**WHAT IS NEEDED**
Keyword search on "this": report each line of the records that contains it.

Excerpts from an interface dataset

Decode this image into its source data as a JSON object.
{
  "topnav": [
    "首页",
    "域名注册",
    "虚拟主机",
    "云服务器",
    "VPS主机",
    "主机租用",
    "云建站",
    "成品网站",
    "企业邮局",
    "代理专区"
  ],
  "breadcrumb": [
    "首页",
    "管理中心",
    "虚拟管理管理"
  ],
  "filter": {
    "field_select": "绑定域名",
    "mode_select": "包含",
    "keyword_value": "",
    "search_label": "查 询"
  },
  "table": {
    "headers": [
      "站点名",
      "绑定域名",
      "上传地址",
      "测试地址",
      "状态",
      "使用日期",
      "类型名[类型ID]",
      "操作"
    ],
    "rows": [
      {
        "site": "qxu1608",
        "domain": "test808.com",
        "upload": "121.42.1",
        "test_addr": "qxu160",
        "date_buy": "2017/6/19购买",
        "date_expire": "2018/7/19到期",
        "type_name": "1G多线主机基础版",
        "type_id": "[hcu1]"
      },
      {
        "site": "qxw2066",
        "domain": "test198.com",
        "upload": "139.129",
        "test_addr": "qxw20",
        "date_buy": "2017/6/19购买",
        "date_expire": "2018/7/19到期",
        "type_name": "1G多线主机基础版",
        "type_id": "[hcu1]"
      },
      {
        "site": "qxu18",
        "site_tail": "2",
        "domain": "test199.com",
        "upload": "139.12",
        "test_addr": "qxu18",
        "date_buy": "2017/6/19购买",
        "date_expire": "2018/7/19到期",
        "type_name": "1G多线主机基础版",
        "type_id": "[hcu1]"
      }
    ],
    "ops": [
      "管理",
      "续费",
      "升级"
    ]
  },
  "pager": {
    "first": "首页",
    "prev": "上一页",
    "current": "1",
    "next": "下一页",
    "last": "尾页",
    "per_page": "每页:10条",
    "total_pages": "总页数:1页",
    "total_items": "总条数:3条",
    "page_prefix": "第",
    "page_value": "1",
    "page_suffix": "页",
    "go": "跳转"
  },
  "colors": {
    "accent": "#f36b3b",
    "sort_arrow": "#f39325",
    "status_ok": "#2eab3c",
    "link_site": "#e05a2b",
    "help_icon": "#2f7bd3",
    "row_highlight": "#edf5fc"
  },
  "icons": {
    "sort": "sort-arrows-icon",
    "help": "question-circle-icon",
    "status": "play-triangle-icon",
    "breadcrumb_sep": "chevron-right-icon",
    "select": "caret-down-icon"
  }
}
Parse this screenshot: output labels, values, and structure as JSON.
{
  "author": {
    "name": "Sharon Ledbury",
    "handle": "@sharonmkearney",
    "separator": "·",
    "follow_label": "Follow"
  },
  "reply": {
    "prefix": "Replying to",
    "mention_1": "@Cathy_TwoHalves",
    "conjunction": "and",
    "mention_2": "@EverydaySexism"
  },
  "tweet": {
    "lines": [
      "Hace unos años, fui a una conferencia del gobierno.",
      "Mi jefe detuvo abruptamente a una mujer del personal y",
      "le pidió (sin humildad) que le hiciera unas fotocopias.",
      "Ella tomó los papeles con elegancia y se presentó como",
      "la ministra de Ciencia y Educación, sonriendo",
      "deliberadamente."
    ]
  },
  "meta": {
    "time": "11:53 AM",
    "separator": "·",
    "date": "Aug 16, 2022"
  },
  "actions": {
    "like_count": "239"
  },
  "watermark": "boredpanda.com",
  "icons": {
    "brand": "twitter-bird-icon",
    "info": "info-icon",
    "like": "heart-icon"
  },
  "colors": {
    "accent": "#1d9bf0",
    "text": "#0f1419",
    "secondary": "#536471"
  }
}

**EXERCISE ANSWER**
Decode this image into its source data as a JSON object.
Parse this screenshot: output labels, values, and structure as JSON.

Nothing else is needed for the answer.